Police Chief Kathleen O’Toole fired Whitlatch in September 2015, following an Office or Professional Accountability investigation into the officer’s handling of the July 9, 2014 terry stop of William Wingate.

Wingate, then 69, had been walking along East Pike Street while using a golf club as a cane. Whitlatch pulled her patrol car over as Wingate was waiting at a light on the northwest corner of 12th Avenue East, yelling at the elderly black man to drop his club.

In an initial police report, Whitlatch wrote she had seen Wingate raise the golf club and begin to swing it in a threatening manner, striking a stop sign. In a later interview with OPA, Whitlatch said she had not seen Wingate raise his club, nor did she hear a stop sign being struck, according to the case memo submitted by OPA Director Pierce Murphy.

Wingate, who believes the stop was racially motivated, subsequently won $325,000 in damages in a civil jury trial where the city, SPD and Whitlatch were defendants in November 2016.

Prior to his arrest, Wingate turned his club and a plastic bag over to another officer that responded to Whitlatch’s backup call. He was then handcuffed and walked to the nearby East Precinct without the assistance of a club or cane, according to his complaint, and refused a request for water for eight hours.

Wingate was booked into the King County Jail for harassment and obstructing a police officer, but the city prosecutor’s office dismissed the case and SPD Deputy Chief Carmen Best issued Wingate an apology.

"Your perceptions of race and other protected categories appear to be so deeply seated that they likely impacted the authoritarian manner in which you treated this man and your refusal to deviate from that approach towards an individual whose actions did not warrant such treatment," O’Toole wrote in her termination letter.

The civil jury trial found Whitlatch violated Wingate’s 14th Amendment equal protection rights and that the 18-year veteran officer was liable under the Washington Law Against Discrimination, but did not believe she acted maliciously or in reckless disregard of Wingate’s federally protected rights.

Because Wingate was serving as a Seattle Police office at the time, the City of Seattle was liable for the $325,000 in damages.

Former Seattle Police Officers Guild president Ron Smith had issued a media release in September 2015, stating the OPA investigation into Whitlatch’s actions had missed a 180-day timeline from when a complaint about the incident was made, and that Whitlatch could not face discipline, according to terms of SPOG’s collective bargaining agreement with the city.

Following Whitlatch’s firing, SPOG filed a grievance, which prompted a disciplinary review board.

The agreement, which O’Toole signed on Saturday, Aug. 26, and Whitlatch and current SPOG president Kevin Stuckey on Aug. 14 and 15, respectively, does not alter the guild’s collective bargaining agreement.

Described as a “compromise of disputed claims,” the agreement provides Whitlatch with 23 months of back wages at 90 hours per month and $48.86 an hour (around $101,000). Whitlatch will also receive another $4,400 for back wages from Aug. 16 to Sept. 15, which is the date when the officer’s “termination will be retroactively changed to retirement in lieu of termination…” according to the agreement.
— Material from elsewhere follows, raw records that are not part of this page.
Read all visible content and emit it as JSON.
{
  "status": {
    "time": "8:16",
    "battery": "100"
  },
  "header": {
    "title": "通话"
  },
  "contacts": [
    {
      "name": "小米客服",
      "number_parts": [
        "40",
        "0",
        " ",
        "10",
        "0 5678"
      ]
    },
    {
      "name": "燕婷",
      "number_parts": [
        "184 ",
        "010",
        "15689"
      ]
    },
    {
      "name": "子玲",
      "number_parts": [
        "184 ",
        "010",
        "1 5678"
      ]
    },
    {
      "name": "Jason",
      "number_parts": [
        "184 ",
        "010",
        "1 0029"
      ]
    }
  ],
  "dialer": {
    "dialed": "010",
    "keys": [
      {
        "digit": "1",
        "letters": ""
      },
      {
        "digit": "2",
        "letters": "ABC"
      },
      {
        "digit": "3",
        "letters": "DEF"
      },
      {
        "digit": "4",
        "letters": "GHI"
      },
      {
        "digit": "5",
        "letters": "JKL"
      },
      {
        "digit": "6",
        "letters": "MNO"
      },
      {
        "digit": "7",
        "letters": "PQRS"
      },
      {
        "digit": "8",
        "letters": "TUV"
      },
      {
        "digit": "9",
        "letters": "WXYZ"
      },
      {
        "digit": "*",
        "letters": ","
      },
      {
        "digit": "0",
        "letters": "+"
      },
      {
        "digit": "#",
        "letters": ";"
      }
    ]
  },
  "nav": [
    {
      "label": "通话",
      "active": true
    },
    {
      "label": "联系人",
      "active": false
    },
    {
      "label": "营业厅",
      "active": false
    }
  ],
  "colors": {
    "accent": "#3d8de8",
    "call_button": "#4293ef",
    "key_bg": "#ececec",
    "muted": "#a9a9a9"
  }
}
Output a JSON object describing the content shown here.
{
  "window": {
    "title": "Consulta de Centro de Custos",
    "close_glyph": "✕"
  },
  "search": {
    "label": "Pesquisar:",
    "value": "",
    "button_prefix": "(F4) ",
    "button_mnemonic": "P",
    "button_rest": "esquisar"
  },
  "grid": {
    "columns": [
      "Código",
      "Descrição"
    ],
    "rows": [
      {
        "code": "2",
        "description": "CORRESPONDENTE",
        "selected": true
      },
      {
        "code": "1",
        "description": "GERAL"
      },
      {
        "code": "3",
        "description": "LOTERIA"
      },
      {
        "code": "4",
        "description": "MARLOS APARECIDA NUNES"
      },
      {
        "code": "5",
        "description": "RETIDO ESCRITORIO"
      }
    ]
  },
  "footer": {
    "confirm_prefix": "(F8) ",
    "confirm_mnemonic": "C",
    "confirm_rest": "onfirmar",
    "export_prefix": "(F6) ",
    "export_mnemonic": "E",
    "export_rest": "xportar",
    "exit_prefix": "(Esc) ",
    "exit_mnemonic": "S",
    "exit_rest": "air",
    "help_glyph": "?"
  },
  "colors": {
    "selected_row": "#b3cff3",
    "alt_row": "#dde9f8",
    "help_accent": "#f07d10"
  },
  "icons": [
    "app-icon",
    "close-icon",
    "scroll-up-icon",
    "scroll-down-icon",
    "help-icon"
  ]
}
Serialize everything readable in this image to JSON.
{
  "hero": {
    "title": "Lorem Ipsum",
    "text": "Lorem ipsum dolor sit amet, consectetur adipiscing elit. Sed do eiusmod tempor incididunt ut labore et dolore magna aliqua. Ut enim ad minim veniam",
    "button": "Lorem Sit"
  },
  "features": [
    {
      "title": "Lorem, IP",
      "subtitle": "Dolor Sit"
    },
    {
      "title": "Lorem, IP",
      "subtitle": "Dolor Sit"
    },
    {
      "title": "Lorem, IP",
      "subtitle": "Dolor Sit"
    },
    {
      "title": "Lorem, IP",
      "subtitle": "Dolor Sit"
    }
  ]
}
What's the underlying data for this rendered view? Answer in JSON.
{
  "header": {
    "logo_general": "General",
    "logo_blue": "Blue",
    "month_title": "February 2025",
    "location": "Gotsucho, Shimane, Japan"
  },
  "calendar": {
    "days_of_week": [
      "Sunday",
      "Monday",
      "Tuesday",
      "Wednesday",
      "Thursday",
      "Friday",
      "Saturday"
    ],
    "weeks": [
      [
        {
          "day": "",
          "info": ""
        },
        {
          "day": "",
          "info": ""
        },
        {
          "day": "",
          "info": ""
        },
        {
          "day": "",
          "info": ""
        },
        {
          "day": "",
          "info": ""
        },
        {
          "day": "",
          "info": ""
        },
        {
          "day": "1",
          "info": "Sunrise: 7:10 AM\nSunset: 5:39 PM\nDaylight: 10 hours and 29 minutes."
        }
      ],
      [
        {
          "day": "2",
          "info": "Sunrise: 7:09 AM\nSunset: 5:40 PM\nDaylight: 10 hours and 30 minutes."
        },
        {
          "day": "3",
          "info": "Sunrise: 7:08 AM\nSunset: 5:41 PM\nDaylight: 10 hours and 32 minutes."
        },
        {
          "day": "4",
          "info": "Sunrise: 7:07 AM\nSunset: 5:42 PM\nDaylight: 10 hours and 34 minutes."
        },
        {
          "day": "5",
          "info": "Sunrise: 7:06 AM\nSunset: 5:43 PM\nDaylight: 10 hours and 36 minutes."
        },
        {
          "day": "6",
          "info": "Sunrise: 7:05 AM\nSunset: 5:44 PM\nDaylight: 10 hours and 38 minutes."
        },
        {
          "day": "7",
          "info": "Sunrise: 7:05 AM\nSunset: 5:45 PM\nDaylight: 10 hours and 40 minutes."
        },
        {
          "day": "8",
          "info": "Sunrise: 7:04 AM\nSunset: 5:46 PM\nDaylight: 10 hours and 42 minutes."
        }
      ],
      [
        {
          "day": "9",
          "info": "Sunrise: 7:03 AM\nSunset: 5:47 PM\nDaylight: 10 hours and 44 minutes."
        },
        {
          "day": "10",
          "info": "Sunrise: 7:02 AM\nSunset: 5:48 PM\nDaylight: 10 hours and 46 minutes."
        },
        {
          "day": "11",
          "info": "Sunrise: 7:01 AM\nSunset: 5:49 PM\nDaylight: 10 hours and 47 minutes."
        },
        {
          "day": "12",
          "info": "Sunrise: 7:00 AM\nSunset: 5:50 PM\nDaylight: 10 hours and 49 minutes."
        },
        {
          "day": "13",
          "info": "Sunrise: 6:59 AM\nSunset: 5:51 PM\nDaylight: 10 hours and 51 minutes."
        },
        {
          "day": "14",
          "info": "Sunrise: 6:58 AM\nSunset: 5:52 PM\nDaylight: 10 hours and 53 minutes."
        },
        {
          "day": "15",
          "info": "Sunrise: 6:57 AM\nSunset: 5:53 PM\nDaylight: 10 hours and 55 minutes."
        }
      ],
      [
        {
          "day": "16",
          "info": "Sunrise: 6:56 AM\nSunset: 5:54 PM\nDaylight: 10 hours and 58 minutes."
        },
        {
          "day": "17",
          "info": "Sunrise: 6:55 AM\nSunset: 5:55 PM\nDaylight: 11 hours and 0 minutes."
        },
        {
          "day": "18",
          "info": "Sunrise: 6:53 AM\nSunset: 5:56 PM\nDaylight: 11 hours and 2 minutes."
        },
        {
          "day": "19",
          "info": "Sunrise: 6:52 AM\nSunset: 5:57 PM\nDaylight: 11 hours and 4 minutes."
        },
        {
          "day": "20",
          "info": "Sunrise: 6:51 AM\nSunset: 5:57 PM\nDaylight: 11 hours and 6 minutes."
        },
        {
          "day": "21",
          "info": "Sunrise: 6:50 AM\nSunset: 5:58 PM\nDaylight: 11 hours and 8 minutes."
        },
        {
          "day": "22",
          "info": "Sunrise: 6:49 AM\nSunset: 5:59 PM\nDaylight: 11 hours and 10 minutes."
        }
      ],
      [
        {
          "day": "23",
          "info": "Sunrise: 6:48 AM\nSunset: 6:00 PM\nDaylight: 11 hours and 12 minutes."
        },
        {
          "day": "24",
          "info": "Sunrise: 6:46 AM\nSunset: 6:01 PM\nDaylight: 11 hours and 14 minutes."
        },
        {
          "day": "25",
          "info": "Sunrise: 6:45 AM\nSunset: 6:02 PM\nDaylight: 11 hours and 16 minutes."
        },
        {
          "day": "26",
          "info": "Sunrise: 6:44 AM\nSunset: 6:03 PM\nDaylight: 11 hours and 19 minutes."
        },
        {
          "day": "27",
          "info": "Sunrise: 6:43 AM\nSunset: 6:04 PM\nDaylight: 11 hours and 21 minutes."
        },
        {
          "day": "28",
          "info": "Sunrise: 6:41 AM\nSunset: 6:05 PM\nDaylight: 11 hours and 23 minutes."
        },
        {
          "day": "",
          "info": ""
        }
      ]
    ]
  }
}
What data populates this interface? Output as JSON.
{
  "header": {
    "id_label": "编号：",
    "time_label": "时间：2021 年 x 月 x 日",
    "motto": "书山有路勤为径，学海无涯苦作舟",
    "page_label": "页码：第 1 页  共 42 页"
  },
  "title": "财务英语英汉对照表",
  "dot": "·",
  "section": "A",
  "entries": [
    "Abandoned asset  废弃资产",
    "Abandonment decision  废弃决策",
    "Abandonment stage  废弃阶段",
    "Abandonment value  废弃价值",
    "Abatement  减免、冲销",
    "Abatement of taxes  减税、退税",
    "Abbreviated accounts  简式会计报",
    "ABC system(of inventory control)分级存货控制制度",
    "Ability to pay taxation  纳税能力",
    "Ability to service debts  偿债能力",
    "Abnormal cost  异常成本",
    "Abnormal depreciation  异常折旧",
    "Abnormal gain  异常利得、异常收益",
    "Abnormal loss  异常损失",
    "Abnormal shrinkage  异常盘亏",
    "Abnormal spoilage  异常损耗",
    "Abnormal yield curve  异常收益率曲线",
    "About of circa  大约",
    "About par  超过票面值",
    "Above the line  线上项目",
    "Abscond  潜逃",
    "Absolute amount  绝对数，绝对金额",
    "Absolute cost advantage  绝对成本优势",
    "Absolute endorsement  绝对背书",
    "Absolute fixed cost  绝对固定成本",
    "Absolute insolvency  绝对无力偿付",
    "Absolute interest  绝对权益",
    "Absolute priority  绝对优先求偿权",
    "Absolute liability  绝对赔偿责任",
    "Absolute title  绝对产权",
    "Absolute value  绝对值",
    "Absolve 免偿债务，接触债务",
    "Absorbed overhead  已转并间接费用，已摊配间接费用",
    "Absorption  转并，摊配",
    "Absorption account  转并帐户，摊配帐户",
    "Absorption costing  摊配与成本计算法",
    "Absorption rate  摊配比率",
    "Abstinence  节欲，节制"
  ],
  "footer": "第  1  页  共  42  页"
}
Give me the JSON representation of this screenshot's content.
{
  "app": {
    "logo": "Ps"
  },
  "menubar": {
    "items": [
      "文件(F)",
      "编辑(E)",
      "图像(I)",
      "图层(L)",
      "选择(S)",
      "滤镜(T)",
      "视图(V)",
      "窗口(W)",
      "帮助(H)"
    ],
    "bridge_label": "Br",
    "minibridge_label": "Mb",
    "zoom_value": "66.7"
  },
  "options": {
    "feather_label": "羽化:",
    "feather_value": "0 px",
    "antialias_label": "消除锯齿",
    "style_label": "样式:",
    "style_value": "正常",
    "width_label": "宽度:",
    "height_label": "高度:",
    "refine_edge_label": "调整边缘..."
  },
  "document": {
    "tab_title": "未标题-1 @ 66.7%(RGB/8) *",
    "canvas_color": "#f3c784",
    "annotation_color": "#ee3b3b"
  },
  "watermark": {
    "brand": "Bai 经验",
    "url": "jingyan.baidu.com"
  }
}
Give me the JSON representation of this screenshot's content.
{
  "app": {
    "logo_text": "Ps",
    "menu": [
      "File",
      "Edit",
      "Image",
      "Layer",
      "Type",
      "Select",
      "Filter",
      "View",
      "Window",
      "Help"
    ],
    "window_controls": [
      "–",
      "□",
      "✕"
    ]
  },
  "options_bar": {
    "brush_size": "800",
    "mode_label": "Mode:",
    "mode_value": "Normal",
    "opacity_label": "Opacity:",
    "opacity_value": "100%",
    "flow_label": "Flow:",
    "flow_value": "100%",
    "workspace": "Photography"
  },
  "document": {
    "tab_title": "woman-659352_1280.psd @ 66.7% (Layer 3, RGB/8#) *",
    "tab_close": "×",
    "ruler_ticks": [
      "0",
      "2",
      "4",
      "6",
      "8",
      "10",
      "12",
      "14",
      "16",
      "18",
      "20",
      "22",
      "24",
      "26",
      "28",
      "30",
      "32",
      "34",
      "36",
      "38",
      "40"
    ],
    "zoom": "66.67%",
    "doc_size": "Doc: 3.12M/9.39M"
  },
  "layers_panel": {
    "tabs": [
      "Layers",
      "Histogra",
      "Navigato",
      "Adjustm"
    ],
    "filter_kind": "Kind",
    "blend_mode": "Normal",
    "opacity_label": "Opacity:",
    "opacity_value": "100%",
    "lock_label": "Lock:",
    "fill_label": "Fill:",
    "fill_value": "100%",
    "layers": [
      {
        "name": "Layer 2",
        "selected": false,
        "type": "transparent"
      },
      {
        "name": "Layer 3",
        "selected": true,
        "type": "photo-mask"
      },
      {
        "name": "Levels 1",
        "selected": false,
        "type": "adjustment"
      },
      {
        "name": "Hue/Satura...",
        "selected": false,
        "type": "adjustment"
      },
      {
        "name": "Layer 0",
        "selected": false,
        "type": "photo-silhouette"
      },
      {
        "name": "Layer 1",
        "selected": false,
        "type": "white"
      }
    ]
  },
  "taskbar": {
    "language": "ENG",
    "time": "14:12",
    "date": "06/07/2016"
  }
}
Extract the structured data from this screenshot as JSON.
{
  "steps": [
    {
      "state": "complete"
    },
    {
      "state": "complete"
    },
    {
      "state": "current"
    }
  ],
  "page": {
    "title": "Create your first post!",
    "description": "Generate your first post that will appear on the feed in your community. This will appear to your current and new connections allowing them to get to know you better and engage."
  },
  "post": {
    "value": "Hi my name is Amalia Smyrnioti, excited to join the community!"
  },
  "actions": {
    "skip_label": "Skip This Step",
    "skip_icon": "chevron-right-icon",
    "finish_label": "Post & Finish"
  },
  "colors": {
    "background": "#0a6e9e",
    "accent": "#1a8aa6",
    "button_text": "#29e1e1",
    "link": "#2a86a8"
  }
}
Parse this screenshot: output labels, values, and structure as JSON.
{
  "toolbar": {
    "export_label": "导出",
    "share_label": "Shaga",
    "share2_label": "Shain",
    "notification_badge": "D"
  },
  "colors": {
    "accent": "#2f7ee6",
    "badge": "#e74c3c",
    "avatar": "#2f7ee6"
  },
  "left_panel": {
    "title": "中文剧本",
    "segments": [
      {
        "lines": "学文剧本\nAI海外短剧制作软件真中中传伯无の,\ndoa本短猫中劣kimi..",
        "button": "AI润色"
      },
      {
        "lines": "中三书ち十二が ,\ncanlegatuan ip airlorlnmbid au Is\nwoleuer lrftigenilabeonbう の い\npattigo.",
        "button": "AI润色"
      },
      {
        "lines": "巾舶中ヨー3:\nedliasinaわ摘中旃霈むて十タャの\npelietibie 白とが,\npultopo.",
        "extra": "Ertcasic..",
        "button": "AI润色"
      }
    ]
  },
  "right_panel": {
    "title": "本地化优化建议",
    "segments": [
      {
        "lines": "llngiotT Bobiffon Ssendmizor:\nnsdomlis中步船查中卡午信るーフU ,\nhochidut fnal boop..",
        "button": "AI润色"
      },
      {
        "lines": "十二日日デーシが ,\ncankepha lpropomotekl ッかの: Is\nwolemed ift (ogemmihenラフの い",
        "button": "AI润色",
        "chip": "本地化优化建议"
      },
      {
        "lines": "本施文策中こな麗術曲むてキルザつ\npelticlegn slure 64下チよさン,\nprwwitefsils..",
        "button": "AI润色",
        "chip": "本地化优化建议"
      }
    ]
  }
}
This will allow Whitlatch to collect a pension.

In return, Whitlatch will drop any and all claims against the city, and also be unable to file for damages or compensation from the city in the future, according to the agreement.

The city also agrees to be on the hook for any future legal claims that may arise as as result of Whitlatch’s alleged actions while serving as a police officer.

“The City is currently unaware of other use-of-force claims made against Officer Whitlatch,” the agreement states.

Whitlatch also will not seek another law enforcement position elsewhere.

City Attorney Pete Holmes, under pressure from the public and Community Police Commission, issued a news release on Sept. 1, stating part of the reason for settling the case was the real possibility that Whitlatch could have not only ended up winning her back pay, but also could have been reinstated as a Seattle Police officer.

"I fully supported Chief O’Toole’s September 15, 2015, disciplinary decision at the time, and I continue to support it now,” Holmes wrote. “In arbitration, however, the City’s defense was significantly affected by technical and procedural issues under SPOG’s Collective Bargaining Agreement that has long governed—and continues to govern–such proceedings. Most significantly, the union could present a serious argument that all discipline was completely barred because the officer was not notified of the Chief’s disciplinary decision within 180 days of a sworn supervisor’s knowledge of the underlying facts. Although there was room for dispute over this issue, the possibility that Ms. Whitlatch might be reinstated as an SPD Officer by the Disciplinary Review Board, with full back pay, led my office to entertain discussions of compromise with SPOG.”

Holmes wrote that this case reinforces the need for the city to “regain its ability to manage, discipline, and hold officers accountable without the impediments that have been inserted into collective bargaining agreements over the years.”